The tongue of the righteous is choice silver; the heart of the wicked is of little worth. The lips of the righteous feed many, but fools die for lack of sense. (Proverbs 10:20, 21 ESV)
If the preliminary nine chapters of Proverbs has been about the writer laying out a narrative of the choice between two women, then from chapter 10 the writer goes on a blitz of bullet-point proverbs. Sometimes there’s a series between them, sometimes they are standalone statements that make the reader reflect.
One theme that is prominent in Proverbs is the issue about what we say.Considering those three bullet-points on the nature of speech in the quotes above reflect the power of words. It also goes onto reinforce the fact that whoever thought that sticks and stones may break my bones but words will never harm me obviously didn’t know what he was talking about.
Much as we could dwell on the outcome of the speech of fools and wicked people, what strikes me in these three bullets is the outcome of the speech of the righteous.
Choice silver – something of great value, a sign of riches and prosperity. I don’t take that in the strictly material sense. I enjoy the metaphor as the key into seeing how those who love what is right will speak things of great value that enriches life and that in itself leads to a blessed, beneficial sense of life.
Feed many – one of the basic necessities of life is food. We don’t eat, we don’t live – simple as that. Nourishing the body then comes through physical food. Nourishing the soul requires supplements of that kind and words play a big deal. Those who love doing and being everything pleasing to God will thus have a habit of feeding and nourishing the souls of many. I know people like that. This morning I had a conversation with a friend and the words that came from that friend really motivated, encouraged and stimulated me to do good for God’s sake. Words have that power and righteous people have that habit of speaking them often.

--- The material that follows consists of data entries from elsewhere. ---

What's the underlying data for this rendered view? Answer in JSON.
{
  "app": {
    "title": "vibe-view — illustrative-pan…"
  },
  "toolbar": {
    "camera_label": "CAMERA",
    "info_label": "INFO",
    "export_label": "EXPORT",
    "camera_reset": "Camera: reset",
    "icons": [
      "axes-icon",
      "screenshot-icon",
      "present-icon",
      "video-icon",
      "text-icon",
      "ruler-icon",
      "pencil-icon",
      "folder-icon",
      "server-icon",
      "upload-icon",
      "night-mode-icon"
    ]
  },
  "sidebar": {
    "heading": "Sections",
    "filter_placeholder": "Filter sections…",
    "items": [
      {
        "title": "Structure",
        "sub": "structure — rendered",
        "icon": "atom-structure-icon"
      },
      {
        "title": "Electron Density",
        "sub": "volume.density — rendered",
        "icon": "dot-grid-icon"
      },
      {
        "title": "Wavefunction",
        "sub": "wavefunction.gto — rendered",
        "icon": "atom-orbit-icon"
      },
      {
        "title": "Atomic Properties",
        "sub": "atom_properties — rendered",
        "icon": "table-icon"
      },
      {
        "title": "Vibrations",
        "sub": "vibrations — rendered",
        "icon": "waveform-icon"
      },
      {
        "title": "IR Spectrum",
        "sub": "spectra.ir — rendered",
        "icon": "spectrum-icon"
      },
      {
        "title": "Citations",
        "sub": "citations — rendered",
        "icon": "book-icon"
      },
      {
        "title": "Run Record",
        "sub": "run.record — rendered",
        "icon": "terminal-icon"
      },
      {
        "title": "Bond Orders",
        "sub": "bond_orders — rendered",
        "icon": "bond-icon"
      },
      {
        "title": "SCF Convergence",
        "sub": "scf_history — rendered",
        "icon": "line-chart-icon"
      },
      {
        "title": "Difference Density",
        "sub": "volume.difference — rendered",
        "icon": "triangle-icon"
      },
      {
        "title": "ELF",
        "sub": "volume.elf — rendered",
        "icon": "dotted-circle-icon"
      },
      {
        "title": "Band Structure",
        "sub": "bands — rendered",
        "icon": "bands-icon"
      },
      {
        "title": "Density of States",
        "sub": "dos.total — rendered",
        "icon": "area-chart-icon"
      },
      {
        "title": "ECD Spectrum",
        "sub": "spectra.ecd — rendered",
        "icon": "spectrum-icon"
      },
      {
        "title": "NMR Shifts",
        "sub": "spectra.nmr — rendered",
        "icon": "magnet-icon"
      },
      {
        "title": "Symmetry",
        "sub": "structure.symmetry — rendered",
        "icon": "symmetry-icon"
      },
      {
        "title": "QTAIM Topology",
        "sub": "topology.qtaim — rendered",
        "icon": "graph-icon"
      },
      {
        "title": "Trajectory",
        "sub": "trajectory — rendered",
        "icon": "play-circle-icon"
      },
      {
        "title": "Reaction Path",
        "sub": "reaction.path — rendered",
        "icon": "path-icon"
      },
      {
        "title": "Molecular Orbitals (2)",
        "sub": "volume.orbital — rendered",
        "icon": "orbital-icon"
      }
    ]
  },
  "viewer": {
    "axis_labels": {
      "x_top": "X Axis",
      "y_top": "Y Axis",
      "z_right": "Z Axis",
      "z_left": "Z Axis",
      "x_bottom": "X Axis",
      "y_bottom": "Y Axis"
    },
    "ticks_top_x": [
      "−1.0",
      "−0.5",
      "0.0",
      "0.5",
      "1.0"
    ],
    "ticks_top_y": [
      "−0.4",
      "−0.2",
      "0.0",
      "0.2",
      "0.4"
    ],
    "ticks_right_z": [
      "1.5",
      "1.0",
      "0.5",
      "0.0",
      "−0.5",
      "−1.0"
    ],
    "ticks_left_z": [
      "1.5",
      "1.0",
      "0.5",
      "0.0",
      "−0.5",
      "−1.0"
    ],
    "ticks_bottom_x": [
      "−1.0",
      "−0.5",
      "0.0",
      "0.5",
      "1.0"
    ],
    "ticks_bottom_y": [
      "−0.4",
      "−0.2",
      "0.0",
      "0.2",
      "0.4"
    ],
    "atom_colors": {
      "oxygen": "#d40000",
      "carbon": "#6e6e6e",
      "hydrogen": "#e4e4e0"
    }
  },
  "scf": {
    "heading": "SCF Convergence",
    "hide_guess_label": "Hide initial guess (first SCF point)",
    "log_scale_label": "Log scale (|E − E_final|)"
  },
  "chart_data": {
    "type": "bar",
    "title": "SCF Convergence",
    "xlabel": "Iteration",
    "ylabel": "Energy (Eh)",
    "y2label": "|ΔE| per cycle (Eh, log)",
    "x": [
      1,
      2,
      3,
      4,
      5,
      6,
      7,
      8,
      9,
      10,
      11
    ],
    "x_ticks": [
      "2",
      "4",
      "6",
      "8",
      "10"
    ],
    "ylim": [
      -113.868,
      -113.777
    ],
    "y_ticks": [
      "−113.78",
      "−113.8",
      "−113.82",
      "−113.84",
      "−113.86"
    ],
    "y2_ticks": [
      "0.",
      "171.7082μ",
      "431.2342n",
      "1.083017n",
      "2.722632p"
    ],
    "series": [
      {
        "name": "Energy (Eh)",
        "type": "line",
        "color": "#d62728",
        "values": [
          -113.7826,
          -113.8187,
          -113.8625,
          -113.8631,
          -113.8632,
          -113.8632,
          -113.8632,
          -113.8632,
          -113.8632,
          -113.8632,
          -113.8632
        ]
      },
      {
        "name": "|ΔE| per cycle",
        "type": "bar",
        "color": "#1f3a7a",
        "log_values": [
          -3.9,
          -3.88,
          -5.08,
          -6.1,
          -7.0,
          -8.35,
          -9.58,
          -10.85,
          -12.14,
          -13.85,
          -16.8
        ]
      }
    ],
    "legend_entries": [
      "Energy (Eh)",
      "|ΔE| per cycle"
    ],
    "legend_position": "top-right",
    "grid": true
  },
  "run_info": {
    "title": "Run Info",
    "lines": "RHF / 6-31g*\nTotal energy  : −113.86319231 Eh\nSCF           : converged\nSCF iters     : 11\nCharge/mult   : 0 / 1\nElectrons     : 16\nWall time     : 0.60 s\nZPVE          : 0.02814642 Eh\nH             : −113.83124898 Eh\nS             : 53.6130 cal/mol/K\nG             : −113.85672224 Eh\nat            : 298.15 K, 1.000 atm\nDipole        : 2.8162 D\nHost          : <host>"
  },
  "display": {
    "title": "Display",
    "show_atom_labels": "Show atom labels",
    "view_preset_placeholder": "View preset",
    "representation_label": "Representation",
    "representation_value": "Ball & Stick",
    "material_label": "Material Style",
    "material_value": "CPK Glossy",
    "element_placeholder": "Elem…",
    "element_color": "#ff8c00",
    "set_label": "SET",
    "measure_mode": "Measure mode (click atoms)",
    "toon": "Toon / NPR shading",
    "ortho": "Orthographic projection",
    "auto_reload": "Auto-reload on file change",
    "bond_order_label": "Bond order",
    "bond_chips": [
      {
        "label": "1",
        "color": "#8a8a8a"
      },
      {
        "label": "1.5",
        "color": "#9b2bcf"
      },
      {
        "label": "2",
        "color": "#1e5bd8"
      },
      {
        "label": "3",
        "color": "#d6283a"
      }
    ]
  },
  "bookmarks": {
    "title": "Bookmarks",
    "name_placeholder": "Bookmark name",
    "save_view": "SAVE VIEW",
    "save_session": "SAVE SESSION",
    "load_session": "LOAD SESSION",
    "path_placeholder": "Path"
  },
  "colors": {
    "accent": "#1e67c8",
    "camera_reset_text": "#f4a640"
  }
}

Thus the lesson I am learning all the time is to be that kind of person requires a pursuit of the right and as I pursue thinking it and doing it, then it won’t be a surprise that my language reflects that.
For His Name’s Sake
C. L. J. Dryden